§ TASK TO COMPLETE: Check every line of the records below for the string "others" and copy the ones that have it.

Dataset items
......
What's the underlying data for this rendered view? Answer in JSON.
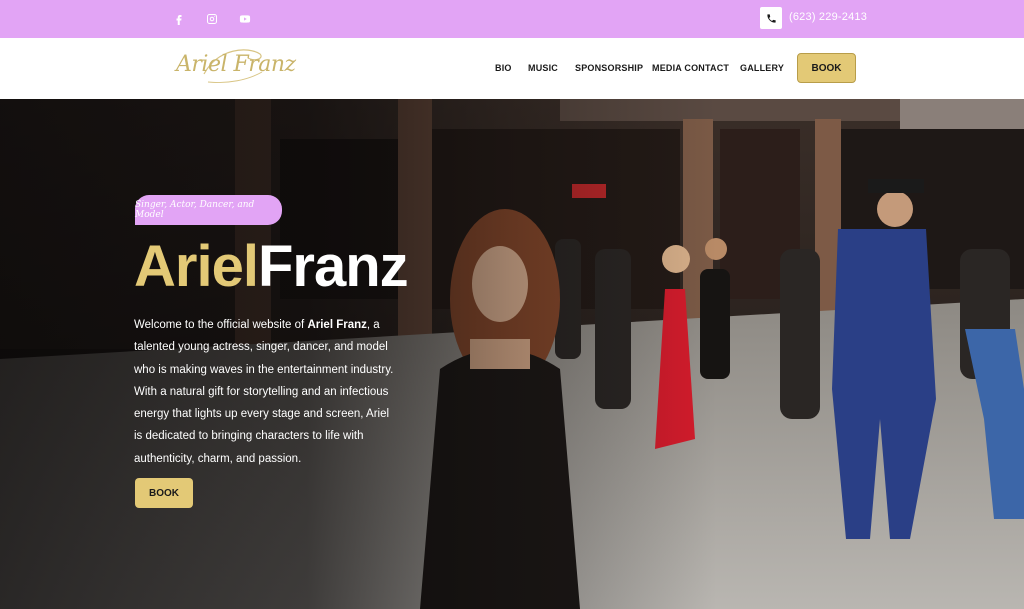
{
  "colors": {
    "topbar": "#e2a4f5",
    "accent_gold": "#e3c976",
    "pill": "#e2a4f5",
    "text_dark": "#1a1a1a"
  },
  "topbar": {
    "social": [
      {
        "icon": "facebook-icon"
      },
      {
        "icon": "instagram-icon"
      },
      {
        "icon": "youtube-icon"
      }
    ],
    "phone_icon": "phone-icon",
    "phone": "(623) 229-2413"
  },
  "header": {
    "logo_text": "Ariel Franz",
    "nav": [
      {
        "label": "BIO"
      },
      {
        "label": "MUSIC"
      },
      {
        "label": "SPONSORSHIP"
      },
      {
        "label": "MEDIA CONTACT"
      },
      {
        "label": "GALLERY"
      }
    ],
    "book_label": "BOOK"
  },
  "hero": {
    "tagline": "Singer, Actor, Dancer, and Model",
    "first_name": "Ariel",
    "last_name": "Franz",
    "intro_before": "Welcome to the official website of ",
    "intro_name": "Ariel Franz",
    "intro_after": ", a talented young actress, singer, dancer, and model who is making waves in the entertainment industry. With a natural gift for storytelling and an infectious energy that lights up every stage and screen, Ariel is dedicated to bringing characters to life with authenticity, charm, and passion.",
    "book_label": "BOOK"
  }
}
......
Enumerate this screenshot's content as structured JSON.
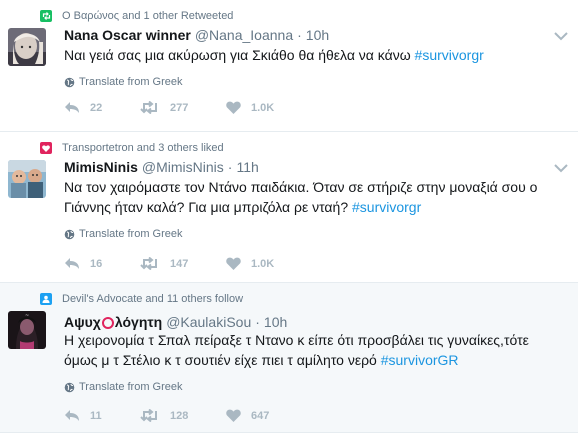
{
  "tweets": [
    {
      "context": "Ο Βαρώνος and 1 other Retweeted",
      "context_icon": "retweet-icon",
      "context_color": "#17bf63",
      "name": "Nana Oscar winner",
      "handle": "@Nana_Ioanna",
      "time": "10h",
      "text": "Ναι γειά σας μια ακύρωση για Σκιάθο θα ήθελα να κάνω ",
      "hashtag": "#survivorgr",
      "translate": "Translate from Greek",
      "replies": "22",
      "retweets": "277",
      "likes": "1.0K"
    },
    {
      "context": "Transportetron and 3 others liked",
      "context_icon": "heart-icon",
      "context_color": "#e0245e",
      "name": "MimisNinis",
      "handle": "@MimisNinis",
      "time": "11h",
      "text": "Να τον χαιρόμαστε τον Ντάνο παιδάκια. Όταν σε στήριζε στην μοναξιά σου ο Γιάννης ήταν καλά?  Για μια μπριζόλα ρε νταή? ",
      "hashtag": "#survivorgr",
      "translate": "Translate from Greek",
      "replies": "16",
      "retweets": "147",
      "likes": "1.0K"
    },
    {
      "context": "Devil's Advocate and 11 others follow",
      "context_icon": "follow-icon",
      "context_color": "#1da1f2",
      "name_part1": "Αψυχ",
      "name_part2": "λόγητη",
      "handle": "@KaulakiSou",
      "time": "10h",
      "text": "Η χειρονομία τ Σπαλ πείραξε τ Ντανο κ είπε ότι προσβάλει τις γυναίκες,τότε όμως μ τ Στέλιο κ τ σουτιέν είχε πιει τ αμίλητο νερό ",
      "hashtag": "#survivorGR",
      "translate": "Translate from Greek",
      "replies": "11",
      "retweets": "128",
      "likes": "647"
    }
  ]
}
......
§ THE COMPLETED TASK:
      "context": "Transportetron and 3 others liked",
      "context": "Devil's Advocate and 11 others follow",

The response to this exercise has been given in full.